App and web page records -
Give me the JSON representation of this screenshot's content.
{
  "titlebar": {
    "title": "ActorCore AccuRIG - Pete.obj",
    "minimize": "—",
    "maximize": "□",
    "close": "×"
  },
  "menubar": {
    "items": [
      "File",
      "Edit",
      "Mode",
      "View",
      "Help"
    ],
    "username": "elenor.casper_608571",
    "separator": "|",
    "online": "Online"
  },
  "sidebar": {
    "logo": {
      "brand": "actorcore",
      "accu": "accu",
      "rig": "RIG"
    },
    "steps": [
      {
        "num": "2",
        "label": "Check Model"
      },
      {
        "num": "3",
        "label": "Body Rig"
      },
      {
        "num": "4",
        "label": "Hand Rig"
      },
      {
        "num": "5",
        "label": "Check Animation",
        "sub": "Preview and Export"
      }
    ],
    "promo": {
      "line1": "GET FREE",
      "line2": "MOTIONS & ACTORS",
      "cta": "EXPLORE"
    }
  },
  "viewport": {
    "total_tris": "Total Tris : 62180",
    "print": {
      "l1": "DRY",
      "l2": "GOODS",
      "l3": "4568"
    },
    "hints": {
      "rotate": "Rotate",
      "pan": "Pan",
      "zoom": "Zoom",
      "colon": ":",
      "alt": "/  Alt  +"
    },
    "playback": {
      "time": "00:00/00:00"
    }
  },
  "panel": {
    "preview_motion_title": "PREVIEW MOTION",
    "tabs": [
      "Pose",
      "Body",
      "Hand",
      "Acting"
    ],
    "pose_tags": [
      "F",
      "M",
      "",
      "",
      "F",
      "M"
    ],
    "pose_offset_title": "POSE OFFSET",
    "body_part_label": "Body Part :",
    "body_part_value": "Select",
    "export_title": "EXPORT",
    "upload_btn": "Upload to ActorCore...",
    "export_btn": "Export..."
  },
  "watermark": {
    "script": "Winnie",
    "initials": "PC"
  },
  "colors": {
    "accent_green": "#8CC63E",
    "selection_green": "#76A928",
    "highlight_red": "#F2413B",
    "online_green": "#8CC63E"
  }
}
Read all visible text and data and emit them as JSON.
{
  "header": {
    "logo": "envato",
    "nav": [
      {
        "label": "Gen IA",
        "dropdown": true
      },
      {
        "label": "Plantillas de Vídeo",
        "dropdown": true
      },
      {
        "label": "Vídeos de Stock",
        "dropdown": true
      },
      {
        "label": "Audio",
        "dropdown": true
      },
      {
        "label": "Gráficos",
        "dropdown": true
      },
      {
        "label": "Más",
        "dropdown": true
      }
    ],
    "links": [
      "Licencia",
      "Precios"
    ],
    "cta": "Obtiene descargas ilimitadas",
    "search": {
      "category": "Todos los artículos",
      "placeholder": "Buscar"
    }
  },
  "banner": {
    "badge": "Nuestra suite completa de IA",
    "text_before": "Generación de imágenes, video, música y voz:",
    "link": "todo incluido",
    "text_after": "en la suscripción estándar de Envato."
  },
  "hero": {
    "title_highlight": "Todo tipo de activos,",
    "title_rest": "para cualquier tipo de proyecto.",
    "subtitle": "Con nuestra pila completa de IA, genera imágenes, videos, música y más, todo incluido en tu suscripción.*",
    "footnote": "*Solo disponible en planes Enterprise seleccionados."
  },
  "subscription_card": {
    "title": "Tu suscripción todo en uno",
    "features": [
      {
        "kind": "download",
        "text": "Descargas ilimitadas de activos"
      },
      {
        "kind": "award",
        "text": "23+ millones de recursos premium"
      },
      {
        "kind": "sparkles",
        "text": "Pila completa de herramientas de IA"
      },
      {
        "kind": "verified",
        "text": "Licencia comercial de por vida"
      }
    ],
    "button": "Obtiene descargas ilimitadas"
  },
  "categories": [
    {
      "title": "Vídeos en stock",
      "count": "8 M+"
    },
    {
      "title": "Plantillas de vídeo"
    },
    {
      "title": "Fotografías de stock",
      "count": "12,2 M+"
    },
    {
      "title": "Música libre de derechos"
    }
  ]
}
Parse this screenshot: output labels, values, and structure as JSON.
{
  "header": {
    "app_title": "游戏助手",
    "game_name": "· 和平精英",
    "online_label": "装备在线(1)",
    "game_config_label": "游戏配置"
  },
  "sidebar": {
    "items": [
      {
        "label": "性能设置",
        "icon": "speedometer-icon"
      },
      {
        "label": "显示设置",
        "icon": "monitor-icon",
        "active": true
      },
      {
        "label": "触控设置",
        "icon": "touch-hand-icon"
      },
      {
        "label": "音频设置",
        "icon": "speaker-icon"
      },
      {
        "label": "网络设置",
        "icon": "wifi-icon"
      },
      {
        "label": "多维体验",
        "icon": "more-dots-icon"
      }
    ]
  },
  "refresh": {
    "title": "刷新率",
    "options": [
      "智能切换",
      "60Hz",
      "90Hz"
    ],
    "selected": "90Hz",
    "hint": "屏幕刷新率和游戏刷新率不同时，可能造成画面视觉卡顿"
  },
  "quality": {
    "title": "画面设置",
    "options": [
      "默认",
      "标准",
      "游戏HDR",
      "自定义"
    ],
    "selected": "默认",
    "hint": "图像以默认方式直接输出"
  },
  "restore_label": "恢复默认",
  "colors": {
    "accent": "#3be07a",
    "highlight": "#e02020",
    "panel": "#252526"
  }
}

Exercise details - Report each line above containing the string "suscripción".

Result of this task -
    "text_after": "en la suscripción estándar de Envato."
    "subtitle": "Con nuestra pila completa de IA, genera imágenes, videos, música y más, todo incluido en tu suscripción.*",
    "title": "Tu suscripción todo en uno",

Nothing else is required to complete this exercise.